From Frank A. James III in The Glory of the Atonement:
In all of this, as in much of Christ's teaching, the cross retains a paradoxical quality. Followers are told that "the first shall be last" and that we ought to "love our enemies." This theological trajectory underscores the richness and depth of the cross. On the one hand, the cross is the point of greatest defeat (Jesus was killed, crucified and buried); yet at the same time, it is the point of greatest triumph, for it was precisely in his death that his followers have eternal life. His was a death of eternal significance. In a redemptive-historical sense, the death of Christ on the cross is directly related to the fall of Adam. By disobedience in the Garden, death becomes a reality for himself and all humanity. But by Christ's obedience, eternal life becomes a reality for true believers . . .
Paradoxically, Christ's death on the cross was the triumph over Adam's disobedience and the consequent pall of death that fell over all humanity. Te relationship between God and humanity was horribly disrupted, and what had been a good relationship became a bad relationship. What had been a relationship of love became a relationship of wrath. But the death of Christ was the one unique death that brought ultimate victory over death itself. It was the "death of death," as John Owen described it. Because Christ died on the cross, he brought about a new relationship. Instead of wrath, there was grace and love. Before, we were far off; now we are brought near.
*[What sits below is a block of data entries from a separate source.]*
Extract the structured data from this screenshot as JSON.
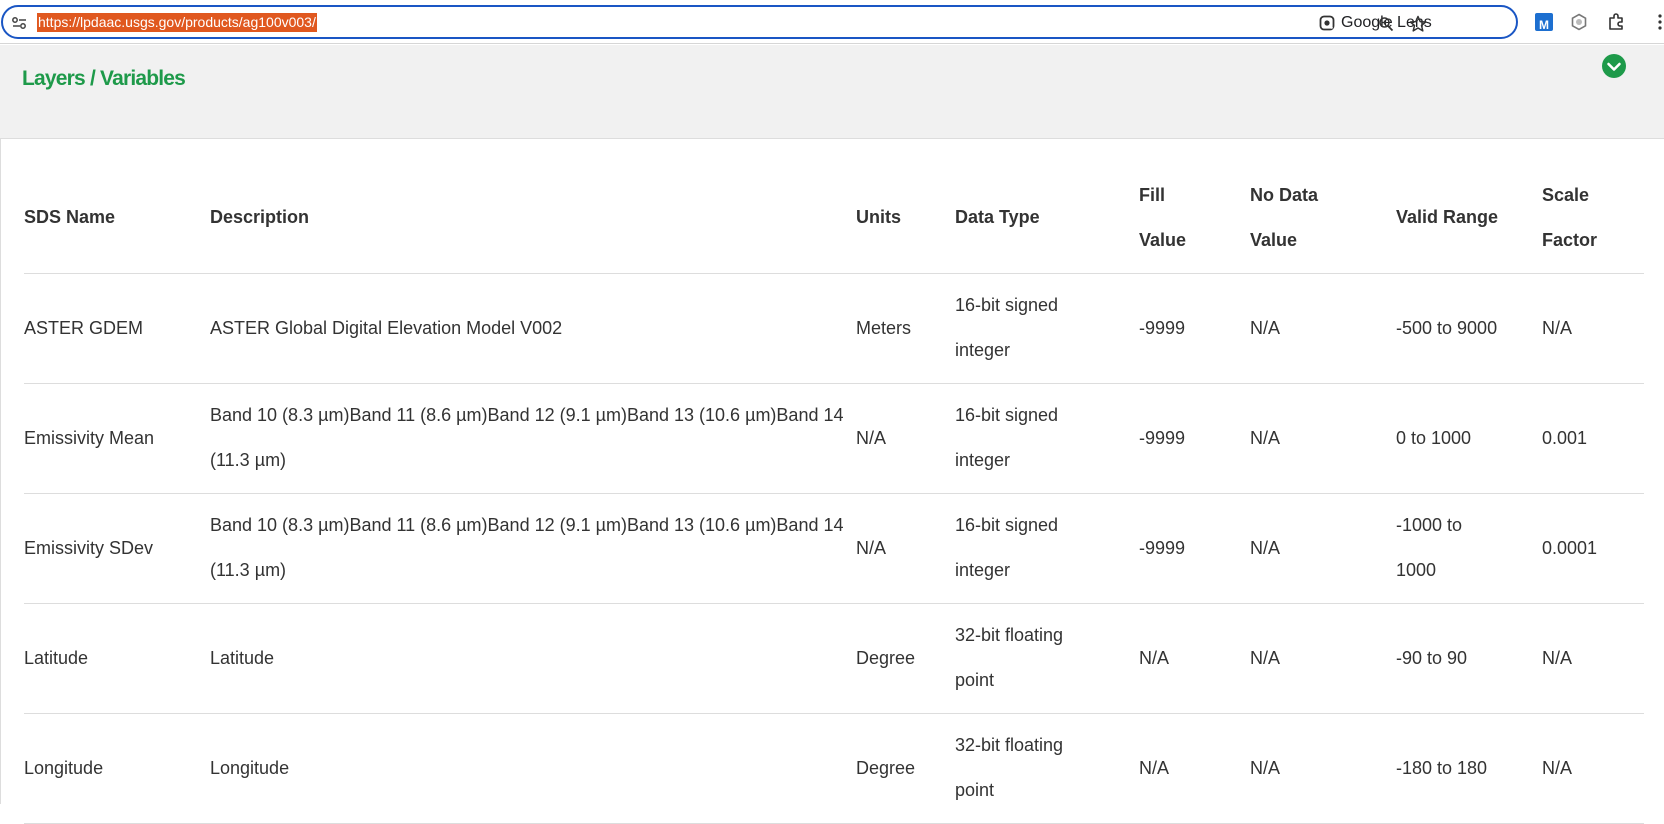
{
  "browser": {
    "url": "https://lpdaac.usgs.gov/products/ag100v003/",
    "lens_label": "Google Lens",
    "extension_label": "M"
  },
  "section": {
    "title": "Layers / Variables"
  },
  "table": {
    "headers": {
      "sds_name": "SDS Name",
      "description": "Description",
      "units": "Units",
      "data_type": "Data Type",
      "fill_value": "Fill Value",
      "no_data_value": "No Data Value",
      "valid_range": "Valid Range",
      "scale_factor": "Scale Factor"
    },
    "rows": [
      {
        "sds_name": "ASTER GDEM",
        "description": "ASTER Global Digital Elevation Model V002",
        "units": "Meters",
        "data_type": "16-bit signed integer",
        "fill_value": "-9999",
        "no_data_value": "N/A",
        "valid_range": "-500 to 9000",
        "scale_factor": "N/A"
      },
      {
        "sds_name": "Emissivity Mean",
        "description": "Band 10 (8.3 µm)Band 11 (8.6 µm)Band 12 (9.1 µm)Band 13 (10.6 µm)Band 14 (11.3 µm)",
        "units": "N/A",
        "data_type": "16-bit signed integer",
        "fill_value": "-9999",
        "no_data_value": "N/A",
        "valid_range": "0 to 1000",
        "scale_factor": "0.001"
      },
      {
        "sds_name": "Emissivity SDev",
        "description": "Band 10 (8.3 µm)Band 11 (8.6 µm)Band 12 (9.1 µm)Band 13 (10.6 µm)Band 14 (11.3 µm)",
        "units": "N/A",
        "data_type": "16-bit signed integer",
        "fill_value": "-9999",
        "no_data_value": "N/A",
        "valid_range": "-1000 to 1000",
        "scale_factor": "0.0001"
      },
      {
        "sds_name": "Latitude",
        "description": "Latitude",
        "units": "Degree",
        "data_type": "32-bit floating point",
        "fill_value": "N/A",
        "no_data_value": "N/A",
        "valid_range": "-90 to 90",
        "scale_factor": "N/A"
      },
      {
        "sds_name": "Longitude",
        "description": "Longitude",
        "units": "Degree",
        "data_type": "32-bit floating point",
        "fill_value": "N/A",
        "no_data_value": "N/A",
        "valid_range": "-180 to 180",
        "scale_factor": "N/A"
      }
    ]
  },
  "colors": {
    "accent_green": "#1e9a4a",
    "omnibox_border": "#1a56c4",
    "url_highlight": "#e0581f"
  }
}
(Nicole, Roger R., Charles E. Hill, and Frank A. James. The Glory of the Atonement: Biblical, Historical & Practical Perspectives : Essays in Honor of Roger Nicole. Downers Grove, IL: InterVarsity, 2004. Print. 214-5)